Tokyo has won the right to host the Olympic Games for the second time, overcoming fears about radiation from the stricken Fukushima nuclear plant to land the 2020 edition of the world's biggest sporting event.
Members of the International Olympic Committee (IOC) meeting in Buenos Aires chose the Japanese capital, which previously hosted the Games in 1964, over Istanbul, after Madrid was eliminated following a first-round tie with the Turkish city.
Crowds gathered in Tokyo broke into wild cheers, despite the result coming in the early hours of Sunday morning nearly a dozen time zones away.
Japan's Prime Minister Shinzo Abe had earlier flown in to the Argentine capital from the G20 summit in St Petersburg, Russia, to reassure nervous members about the safety of the nuclear plant some 220km from the city and fears about the leaking of contaminated water.
He told delegates that the situation was "under control", adding: "It has never done or will do any damage to Tokyo."
Fukushima operator the Tokyo Electric Power Co also played down fears of a possible spread of radiation in a separate message.

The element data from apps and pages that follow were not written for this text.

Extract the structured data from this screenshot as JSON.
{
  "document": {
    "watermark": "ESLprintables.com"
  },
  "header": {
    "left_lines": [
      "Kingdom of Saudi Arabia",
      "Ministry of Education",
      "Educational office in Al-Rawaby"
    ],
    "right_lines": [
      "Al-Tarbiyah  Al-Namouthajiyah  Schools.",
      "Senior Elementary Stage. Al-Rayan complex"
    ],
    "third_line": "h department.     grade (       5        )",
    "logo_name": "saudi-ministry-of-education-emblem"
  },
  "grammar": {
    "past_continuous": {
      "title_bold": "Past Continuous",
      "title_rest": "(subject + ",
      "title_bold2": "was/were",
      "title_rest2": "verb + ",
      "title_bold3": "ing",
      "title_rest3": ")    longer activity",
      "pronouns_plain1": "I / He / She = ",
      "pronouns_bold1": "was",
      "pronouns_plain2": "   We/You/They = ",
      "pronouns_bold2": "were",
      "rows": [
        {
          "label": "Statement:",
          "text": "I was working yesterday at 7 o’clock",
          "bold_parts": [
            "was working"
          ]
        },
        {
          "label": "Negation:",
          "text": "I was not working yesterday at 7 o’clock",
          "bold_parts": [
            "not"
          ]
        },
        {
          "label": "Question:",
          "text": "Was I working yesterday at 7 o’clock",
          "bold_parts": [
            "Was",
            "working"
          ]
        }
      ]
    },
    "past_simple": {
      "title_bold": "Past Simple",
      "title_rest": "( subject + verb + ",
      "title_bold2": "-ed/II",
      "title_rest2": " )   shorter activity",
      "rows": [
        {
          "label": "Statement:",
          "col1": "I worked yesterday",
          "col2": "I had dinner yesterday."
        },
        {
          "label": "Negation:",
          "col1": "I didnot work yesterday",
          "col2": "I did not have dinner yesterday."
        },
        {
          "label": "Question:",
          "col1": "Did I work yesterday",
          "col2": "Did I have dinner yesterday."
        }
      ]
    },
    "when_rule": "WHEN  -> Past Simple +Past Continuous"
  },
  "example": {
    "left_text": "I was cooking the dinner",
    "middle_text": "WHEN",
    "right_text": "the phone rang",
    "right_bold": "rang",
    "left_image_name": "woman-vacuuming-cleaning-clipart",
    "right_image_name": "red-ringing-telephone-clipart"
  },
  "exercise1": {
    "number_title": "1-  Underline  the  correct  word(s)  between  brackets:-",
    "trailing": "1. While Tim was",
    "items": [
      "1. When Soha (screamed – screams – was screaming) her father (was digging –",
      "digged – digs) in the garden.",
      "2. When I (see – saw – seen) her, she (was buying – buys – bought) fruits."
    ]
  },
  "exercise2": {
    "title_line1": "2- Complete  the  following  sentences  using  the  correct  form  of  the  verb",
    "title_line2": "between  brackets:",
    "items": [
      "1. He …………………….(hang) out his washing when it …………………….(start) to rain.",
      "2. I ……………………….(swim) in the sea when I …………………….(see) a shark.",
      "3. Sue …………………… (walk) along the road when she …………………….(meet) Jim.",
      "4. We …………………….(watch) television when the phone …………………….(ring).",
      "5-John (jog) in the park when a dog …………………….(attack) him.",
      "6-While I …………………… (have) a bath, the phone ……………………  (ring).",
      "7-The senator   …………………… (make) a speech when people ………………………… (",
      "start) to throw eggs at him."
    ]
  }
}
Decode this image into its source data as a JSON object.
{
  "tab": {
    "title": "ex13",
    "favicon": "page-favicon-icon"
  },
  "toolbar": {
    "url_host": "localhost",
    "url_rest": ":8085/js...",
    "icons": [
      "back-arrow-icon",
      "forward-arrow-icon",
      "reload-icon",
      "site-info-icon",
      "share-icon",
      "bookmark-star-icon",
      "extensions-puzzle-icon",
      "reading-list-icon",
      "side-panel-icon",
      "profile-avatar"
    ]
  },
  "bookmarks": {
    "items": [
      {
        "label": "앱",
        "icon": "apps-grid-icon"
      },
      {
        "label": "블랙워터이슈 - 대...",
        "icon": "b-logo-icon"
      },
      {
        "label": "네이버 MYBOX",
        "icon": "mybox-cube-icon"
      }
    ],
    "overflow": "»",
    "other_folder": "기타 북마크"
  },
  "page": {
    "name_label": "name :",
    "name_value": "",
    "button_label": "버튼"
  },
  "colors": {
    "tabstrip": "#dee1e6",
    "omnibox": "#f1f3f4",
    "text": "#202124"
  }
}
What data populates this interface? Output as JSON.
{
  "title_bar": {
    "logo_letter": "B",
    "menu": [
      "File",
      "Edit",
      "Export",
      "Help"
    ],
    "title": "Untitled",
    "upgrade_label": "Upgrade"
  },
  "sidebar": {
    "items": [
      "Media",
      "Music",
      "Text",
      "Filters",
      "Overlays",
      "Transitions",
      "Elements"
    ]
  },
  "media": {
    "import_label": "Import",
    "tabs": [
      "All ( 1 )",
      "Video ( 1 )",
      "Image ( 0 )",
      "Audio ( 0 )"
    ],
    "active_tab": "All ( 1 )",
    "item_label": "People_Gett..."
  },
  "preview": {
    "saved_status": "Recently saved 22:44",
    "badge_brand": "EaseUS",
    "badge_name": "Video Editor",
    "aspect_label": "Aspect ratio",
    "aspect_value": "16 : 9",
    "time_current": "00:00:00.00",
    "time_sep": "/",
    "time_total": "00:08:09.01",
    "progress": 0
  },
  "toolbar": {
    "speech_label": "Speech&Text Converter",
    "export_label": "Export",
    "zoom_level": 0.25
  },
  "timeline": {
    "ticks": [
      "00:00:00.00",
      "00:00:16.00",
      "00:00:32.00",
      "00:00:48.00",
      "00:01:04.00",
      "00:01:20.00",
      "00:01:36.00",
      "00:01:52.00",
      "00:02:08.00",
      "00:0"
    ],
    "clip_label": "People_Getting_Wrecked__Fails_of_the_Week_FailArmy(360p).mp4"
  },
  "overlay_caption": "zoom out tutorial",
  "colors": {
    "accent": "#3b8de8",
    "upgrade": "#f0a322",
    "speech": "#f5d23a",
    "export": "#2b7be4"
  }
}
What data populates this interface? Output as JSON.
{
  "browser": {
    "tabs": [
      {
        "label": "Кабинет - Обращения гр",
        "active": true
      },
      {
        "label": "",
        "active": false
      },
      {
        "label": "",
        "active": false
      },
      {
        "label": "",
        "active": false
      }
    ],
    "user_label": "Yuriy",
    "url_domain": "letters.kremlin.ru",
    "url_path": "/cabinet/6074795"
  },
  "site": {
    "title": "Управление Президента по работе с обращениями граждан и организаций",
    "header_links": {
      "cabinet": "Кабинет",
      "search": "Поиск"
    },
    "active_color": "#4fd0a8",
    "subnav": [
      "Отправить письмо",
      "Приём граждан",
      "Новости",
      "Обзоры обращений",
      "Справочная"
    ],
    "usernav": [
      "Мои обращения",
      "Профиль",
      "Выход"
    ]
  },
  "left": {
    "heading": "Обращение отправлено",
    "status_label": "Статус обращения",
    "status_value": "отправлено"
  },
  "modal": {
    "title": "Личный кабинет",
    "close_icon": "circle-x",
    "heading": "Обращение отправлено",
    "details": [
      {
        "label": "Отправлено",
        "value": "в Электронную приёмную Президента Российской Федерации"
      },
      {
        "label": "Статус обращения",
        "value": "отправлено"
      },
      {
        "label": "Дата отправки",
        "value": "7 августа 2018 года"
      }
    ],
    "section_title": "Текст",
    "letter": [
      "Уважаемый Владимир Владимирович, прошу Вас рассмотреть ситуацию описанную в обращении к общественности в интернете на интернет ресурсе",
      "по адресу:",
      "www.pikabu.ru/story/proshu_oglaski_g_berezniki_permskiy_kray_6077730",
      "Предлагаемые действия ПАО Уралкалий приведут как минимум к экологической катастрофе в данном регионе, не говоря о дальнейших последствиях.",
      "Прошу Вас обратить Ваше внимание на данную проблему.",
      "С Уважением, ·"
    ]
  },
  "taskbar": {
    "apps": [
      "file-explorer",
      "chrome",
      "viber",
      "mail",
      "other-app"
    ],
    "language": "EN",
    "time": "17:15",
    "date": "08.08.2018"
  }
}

The final result in the Argentine capital on Saturday was 60 votes for Tokyo against 36 for Istanbul, said the IOC.
Tokyo - third in the vote for the 2016 Games won by Rio de Janeiro - had been the frontrunners originally, as they promised a safe and financially secure Games in what they termed "uncertain times".
The decision means it will be the fourth time that Japan hosts the Olympics, having also organised winter Games in Nagano (1998) and Sapporo (1972).
Asia will also see successive Olympics, as the South Korean resort of Pyeongchang is hosting the 2018 winter edition.
Madrid had looked to be the city with the momentum coming into the final week after an outstanding presentation to IOC members in Lausanne in July - and were hoping that like Rio de Janeiro for the 2016 race, they could go on to win.
But it was not enough, even with 28 of the 35 venues built and all the infrastructure in place plus a positive assessment by the IOC Evaluation Commission - the only IOC members allowed to visit the bid cities - over their relatively low budget.
Doubts about Spain's recession-hit economy persisted to the end and not even some more upbeat news on the issue recently and Prime Minister Mariano Rajoy's pledges that financing would not pose problems convinced enough members that they could deliver.
Istanbul had been hoping Turkey would become the first predominantly Muslim country to host the quadrennial sporting extravaganza.
But despite a passionate and dynamic campaign trading on bridging two continents and two cultures as well as an evocative "wake up in Asia compete in Europe" slogan, their bid was hampered in June.
Several IOC members were unimpressed by the heavy-handed way that the Ankara government handled anti-government protests that escalated from opposition to the redevelopment of an Istanbul park.
There was also nervousness surrounding the fallout from the bloody civil war in neighbouring Syria.